I am familiar with the concept and have used it to help me overcome some tough personal hurdles in life.  Through self help programs, especially the 12 Step program and Course of Miracles, I have learned to consider my harshest critics and/or most uncomfortable criticisms as "teachers" rather than adversaries.  I recall friends and coworkers who assumed that I could see the "errors" and mistakes I was making, and lifted me out of my victimhood.  They weren't shocked that I wasn't perfect, nor where they shocked or disappointed in the denial process I went through.  Some things can't be denied for long, like an angry customer, or a drawer that doesn't balance.  Today's article is a reminder that denial and resistance is futile.  It wastes time and causes needless anxiety.  Learning, growth, effort is not easy and comfortable.  It's not supposed to be, and comparing oneself to others is a good guideline, but misses the point in life.  I need to put forth my best effort.  That effort includes learning through mistakes.

So....  I've ordered the book.  I now recognize the downward spiral for what it is: a learning opportunity not to be missed.  I am grateful for this opportunity and no matter how painful, embarrassing, negative, these lessons may appear on the surface, in reality, I can be good at whatever I choose in life, if I am willing and committed to work at it.

Thursday, February 2


$30 Hearts - Jerome, Arizona

Kaleidoscopes - Jerome, AZ

Sister Cities (?!) - Jerome, AZ

 Meditating Cat - Jerome, AZ
No man has the right to dictate what other men should perceive, create or produce, but all should be encouraged to reveal themselves, their perceptions and emotions, and to build confidence in the creative spirit.
Ansel Adams

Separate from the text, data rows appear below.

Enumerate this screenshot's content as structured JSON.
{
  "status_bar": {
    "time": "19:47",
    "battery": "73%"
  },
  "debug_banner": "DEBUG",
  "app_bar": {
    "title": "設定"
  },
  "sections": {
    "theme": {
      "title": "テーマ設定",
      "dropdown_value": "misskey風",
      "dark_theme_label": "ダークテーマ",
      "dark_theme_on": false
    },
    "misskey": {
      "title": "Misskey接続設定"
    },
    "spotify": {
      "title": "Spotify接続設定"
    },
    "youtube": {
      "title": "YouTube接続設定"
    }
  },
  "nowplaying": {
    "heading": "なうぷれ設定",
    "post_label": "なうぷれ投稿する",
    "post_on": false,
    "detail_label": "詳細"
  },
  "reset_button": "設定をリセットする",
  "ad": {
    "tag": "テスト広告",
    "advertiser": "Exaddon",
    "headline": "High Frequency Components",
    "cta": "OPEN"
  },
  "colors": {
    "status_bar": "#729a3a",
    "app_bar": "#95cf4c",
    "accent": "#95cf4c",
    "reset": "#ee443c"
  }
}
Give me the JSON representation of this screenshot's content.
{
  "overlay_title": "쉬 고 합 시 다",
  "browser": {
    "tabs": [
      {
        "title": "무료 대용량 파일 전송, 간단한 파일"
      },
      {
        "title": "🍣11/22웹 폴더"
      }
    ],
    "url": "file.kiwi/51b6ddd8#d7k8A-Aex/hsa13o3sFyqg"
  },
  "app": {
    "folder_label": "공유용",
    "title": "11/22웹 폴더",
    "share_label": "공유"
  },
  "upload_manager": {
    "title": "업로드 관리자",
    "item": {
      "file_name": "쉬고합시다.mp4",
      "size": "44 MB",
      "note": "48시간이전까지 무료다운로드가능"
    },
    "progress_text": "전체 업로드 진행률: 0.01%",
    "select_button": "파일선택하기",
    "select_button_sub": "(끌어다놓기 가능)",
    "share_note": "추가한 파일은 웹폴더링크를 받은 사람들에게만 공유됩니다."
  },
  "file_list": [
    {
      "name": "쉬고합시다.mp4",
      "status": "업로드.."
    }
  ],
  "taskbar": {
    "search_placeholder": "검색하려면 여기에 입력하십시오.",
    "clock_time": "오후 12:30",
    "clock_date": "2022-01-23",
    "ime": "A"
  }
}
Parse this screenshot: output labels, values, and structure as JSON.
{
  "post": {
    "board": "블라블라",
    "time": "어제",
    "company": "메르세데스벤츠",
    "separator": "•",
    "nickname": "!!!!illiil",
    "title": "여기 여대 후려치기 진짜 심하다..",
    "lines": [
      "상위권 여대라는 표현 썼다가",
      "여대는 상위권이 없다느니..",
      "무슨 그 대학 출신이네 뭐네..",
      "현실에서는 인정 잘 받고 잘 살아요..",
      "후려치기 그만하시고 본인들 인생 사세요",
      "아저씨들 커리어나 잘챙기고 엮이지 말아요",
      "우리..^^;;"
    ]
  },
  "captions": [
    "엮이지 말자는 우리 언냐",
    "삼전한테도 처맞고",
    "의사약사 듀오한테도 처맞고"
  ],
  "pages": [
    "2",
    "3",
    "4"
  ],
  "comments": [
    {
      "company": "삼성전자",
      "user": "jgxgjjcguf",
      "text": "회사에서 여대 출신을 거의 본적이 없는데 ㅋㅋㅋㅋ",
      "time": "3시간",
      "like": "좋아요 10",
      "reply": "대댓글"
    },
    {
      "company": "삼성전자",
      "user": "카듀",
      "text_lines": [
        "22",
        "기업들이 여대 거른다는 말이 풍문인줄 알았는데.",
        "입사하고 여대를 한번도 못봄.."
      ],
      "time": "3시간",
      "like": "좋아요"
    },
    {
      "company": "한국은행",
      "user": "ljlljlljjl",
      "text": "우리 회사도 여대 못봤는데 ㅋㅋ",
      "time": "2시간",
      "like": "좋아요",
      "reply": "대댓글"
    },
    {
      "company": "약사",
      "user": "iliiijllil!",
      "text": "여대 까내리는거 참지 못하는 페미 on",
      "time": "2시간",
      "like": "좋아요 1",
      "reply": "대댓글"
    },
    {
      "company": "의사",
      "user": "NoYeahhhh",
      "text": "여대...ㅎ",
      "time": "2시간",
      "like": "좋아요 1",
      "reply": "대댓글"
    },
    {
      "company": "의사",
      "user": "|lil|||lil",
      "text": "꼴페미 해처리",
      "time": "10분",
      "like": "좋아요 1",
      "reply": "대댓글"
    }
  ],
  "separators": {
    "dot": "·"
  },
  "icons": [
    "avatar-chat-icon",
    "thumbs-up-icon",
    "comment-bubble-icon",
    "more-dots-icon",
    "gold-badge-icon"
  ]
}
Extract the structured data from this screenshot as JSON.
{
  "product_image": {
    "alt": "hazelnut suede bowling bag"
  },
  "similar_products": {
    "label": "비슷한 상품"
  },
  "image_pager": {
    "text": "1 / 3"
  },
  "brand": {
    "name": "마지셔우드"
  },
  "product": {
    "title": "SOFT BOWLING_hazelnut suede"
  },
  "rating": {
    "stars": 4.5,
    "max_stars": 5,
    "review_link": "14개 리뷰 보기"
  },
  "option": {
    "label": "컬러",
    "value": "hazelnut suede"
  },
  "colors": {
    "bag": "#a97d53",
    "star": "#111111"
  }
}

What does a Church do when no one attends services?  This was the question my Mother-in-law and I discussed yesterday morning.  We both determined that the concept of "church" is subjective, but that there are elements in every religion that are universal and embedded in human consciousness. 

Prayer and human interaction are essential components in most spiritual endeavors. The right balance of these ingredients is critical and creates an expected outcome.  For some, the expected outcome is clarity.  For some, the expected outcome is repentance and forgiveness.  For some, the expected outcome is inspiration and transcendence.  Everyone who attends church or any spiritual gathering perceives that doing so will improve their lives by its structure and ritual, and its common purpose for good.

The feeling of a large group of people, focused on a positive thought is powerful.  To me, the essence of "church" is this focus, this unity.  It feels like the calm center in the middle of a storm:  I know I'll have to step outside the center, but I gain strength within it to endure and find my way back.  This feeling is real and, for most people, a necessary part of life.  It fuels the creative spirit that allows our imaginations to conceive of a higher power for good.

Religions, churches, teachings, provide the opportunities to be exposed to the abstract idea of god, spirit, higher power, and are necessary and beneficial to society.  However, I believe that each individual develops their own perceptions of god.  Each of us decides how to focus on good in our lives and how to pursue goodness, even while participating in organized religion.  Religions and any spirit centered gathering is challenged to attract and retain people in large enough groups to produce a common good while being self sustaining.  Where religions go wrong is in their attempts to market god and godliness instead of having a clear purpose for that good which is inherently attractive.

The church we were talking about has an unclear and confusing purpose.  It has more human interaction in the form of entertainment than it has prayer.  The minister and her spiritual messages seem to support the music instead of having the music support the message. For me, five minutes of meditation, especially with others, is a more effective way to focus on a clear spiritual message and gain inner peace and strength.  Someone else may need singing and dancing to focus.  The tricky part is to find the balance that allows each of us to focus on our spiritual and creative needs and the needs of others within an effective structure.  We are so lucky to have so many choices for good.

May all beings know love and peace and unity.